New birds today – 2 Great tits, 4 House sparrows, 2 Jackdaws, Chaffinch, Dunnock and Robin.
HOUSE SPARROWS are featuring quite regularly on our daily totals and like other birds seem to be enjoying a good breeding season. House sparrows are found everywhere in Britain except for the exposed uplands of northern Scotland. The fact that they are very widespread belies a huge population decline and this was measured at 69% in the UK breeding population between 1977 – 2010. After extensive research this falling population has been put down to a number of factors. Affecting rural populations has been agricultural intensification, causing low first-year survival rates connected with a reduction in winter food supply. In urban areas reduced breeding success will have been affected by fewer available nest sites in buildings and lack of invertebrate prey items at a critical time when young birds are growing.
Friday 6th June
New birds ringed today were 2 Chaffinches, 2 Dunnocks, 5 Great tits, 2 Yellowhammers, House sparrow, Jackdaw, Magpie and Stock dove.
Monday 2nd & Tuesday 3rd June
Birds ringed over the two days were one each of Whitethroat, Chiffchaff, Swallow, Stock Dove, Wren, Dunnock, Blackbird, Magpie and Long-tailed Tit and two each of Robin and Corn Bunting. There were also a number of re-traps particularly including several juvenile Great Tits, most ofwhich had been ringed as ‘pulli’ in nest boxes, indicating continuing breeding and survival success for this species.
CORN BUNTING New forthe year were the two Corn Buntings – male and female, probably a pair and caught in the same net. They will have started breeding and both showed signs of this – the female particularly had a well-developed brood patch and was the heaviest of the two, probably close to egg laying.
It is rare for us to catch Corn Buntings and these were the first for two years. This is not surprising as there has been an overall population decline of 90% during 1970-2010 accompanied by a 27% contraction in winter range and 56% in breeding range since previous BTO Atlases in 1984 and 1972. This is particularly worrying as East Kent lies in what has always been considered to be a very important coastal range ‘cluster’ for the species between Kent and Suffolk. Other fragmented clusters are on chalk soils between Dorset and Cambridgeshire and on low-lying arable from the Fens northwards. Major reasons suggested for this continuing decline are a switch from spring to autumn sowing of cereals and subsequent loss of weed-rich stubbles for winter feeding, changes in cropping causing a failure of second broods and breeding productivity failure due to the intensive use of pesticides.

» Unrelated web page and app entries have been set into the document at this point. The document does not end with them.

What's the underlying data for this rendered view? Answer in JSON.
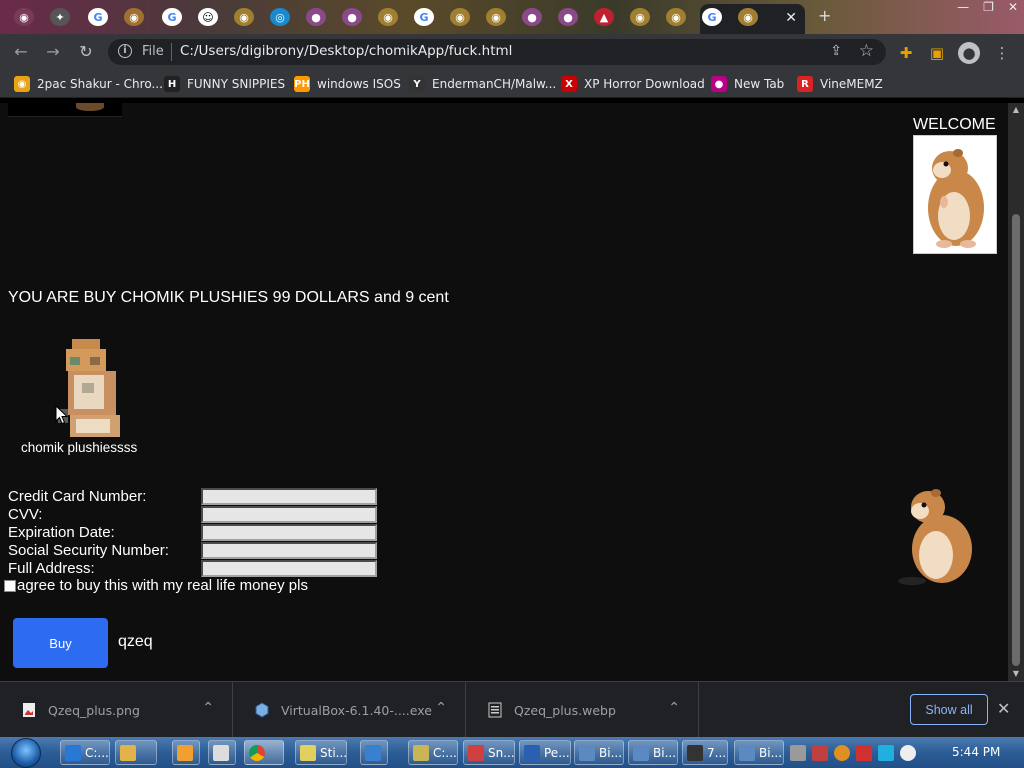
{
  "browser": {
    "url_scheme": "File",
    "url": "C:/Users/digibrony/Desktop/chomikApp/fuck.html",
    "tab_close": "✕",
    "new_tab": "+",
    "bookmarks": [
      {
        "label": "2pac Shakur - Chro...",
        "icon_color": "#e8a317",
        "icon_text": "◉"
      },
      {
        "label": "FUNNY SNIPPIES",
        "icon_color": "#222",
        "icon_text": "H"
      },
      {
        "label": "windows ISOS",
        "icon_color": "#f90",
        "icon_text": "PH"
      },
      {
        "label": "EndermanCH/Malw...",
        "icon_color": "#333",
        "icon_text": "Y"
      },
      {
        "label": "XP Horror Download",
        "icon_color": "#c00",
        "icon_text": "X"
      },
      {
        "label": "New Tab",
        "icon_color": "#b08",
        "icon_text": "●"
      },
      {
        "label": "VineMEMZ",
        "icon_color": "#d22",
        "icon_text": "R"
      }
    ]
  },
  "page": {
    "welcome": "WELCOME",
    "headline": "YOU ARE BUY CHOMIK PLUSHIES 99 DOLLARS and 9 cent",
    "plush_caption": "chomik plushiessss",
    "form": {
      "fields": [
        {
          "label": "Credit Card Number:",
          "value": ""
        },
        {
          "label": "CVV:",
          "value": ""
        },
        {
          "label": "Expiration Date:",
          "value": ""
        },
        {
          "label": "Social Security Number:",
          "value": ""
        },
        {
          "label": "Full Address:",
          "value": ""
        }
      ],
      "agree_label": "agree to buy this with my real life money pls",
      "agree_checked": false,
      "buy_label": "Buy",
      "result_text": "qzeq"
    }
  },
  "downloads": {
    "items": [
      {
        "name": "Qzeq_plus.png"
      },
      {
        "name": "VirtualBox-6.1.40-....exe"
      },
      {
        "name": "Qzeq_plus.webp"
      }
    ],
    "show_all": "Show all",
    "close": "✕"
  },
  "taskbar": {
    "items": [
      {
        "label": "C:...",
        "color": "#2a78d6"
      },
      {
        "label": "",
        "color": "#e2b34a"
      },
      {
        "label": "",
        "color": "#f0a030"
      },
      {
        "label": "",
        "color": "#ddd"
      },
      {
        "label": "",
        "color": "#4caf50"
      },
      {
        "label": "Sti...",
        "color": "#e0d060"
      },
      {
        "label": "",
        "color": "#3a80d0"
      },
      {
        "label": "C:...",
        "color": "#c9b458"
      },
      {
        "label": "Sn...",
        "color": "#d04040"
      },
      {
        "label": "Pe...",
        "color": "#2a60b0"
      },
      {
        "label": "Bi...",
        "color": "#5a8ac0"
      },
      {
        "label": "Bi...",
        "color": "#5a8ac0"
      },
      {
        "label": "7...",
        "color": "#333"
      },
      {
        "label": "Bi...",
        "color": "#5a8ac0"
      }
    ],
    "clock": "5:44 PM"
  }
}
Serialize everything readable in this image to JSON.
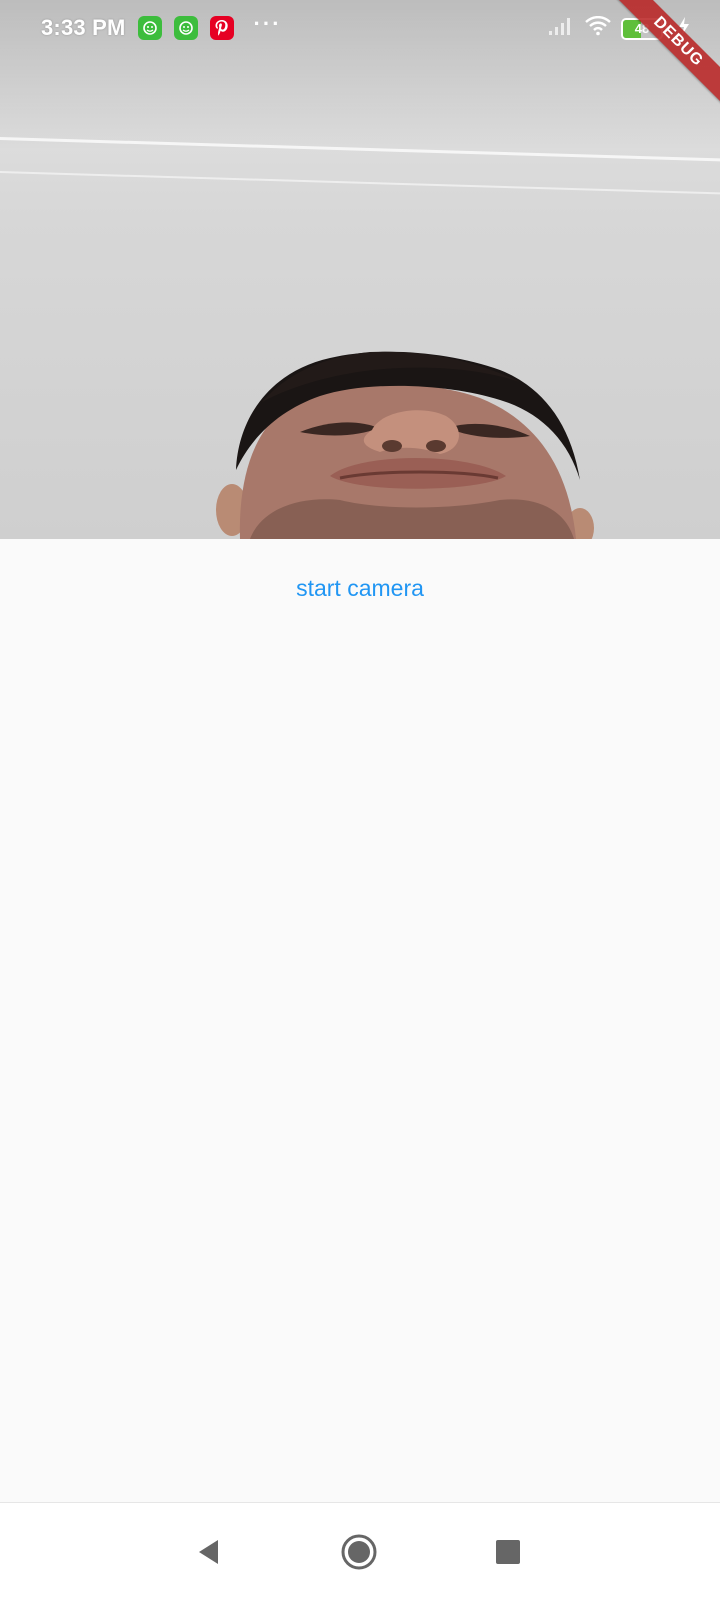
{
  "status_bar": {
    "time": "3:33 PM",
    "more_indicator": "···",
    "notification_icons": [
      "app-green-icon",
      "app-green-icon",
      "pinterest-icon"
    ],
    "battery_level": "48",
    "battery_fraction": 0.48,
    "icons": [
      "signal-icon",
      "wifi-icon",
      "battery-icon",
      "charging-icon"
    ]
  },
  "debug_banner": {
    "label": "DEBUG"
  },
  "main": {
    "start_camera_label": "start camera"
  },
  "navigation": {
    "buttons": [
      "back-icon",
      "home-icon",
      "recents-icon"
    ]
  },
  "colors": {
    "accent": "#2196f3",
    "background": "#fafafa",
    "debug_banner": "#b82020",
    "nav_icons": "#666666"
  }
}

Corn Buntings are highly sedentary (staying in the same area all year with only small seasonal movements) and are therefore unable to avoid local conflicts with agricultural intensity. From the photographs note the long legs and toes and typical ‘bunting’ bill with large lower mandible.
Sunday 1st June

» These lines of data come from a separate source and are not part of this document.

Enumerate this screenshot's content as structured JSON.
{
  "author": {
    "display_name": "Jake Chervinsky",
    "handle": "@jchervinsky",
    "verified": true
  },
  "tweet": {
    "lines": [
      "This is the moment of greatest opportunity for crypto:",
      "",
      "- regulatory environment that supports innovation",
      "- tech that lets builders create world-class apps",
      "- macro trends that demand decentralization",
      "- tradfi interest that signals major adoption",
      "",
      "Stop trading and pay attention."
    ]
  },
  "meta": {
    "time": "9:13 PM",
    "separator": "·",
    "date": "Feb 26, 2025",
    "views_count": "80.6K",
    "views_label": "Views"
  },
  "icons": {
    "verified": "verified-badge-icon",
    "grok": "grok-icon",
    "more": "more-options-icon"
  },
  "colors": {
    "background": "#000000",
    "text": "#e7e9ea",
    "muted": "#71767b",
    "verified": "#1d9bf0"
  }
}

11 birds ringed today of which 4 were juveniles. 2 Blackbirds, 1 Chaffinch, 1 Dunnock, 4 Jackdaws, 2 Robins and best of all an unexpected adult male Nightingale.
NIGHTINGALE a bird of coppiced woodland with thick understorey vegetation and dense scrub, this has never been a widespread species in the UK, despite the fact that it is well-known in the eyes of the British public. What has caught the imagination is that males sing after dark as well as during the day and they can produce a staggering 90 decibels when they are in full-flow – a fabulous song to be ‘experienced’ rather than just ‘heard’ at close quarters.
We are fortunate that Kent is a stronghold and at one time there was thought to be 20% of the British population breeding in our county. This is probably not the case now and the British population is currently estimated at 6,500 singing males. Nightingales are only found in England, concentrated south and east of a line from the Humber down to the Severn and very much on the northern and western edge of their continental breeding range. We have seen an incredible 90% decline in numbers here in the last 40 years.
They are summer visitors arriving at the end of April/early May and after raising a single brood in a leafy nest on the ground, they moult and then leave us in late July for western areas of Africa south of The Sahara, but much is to be discovered about their migration routes and wintering areas. So where was our bird today on its way to and from?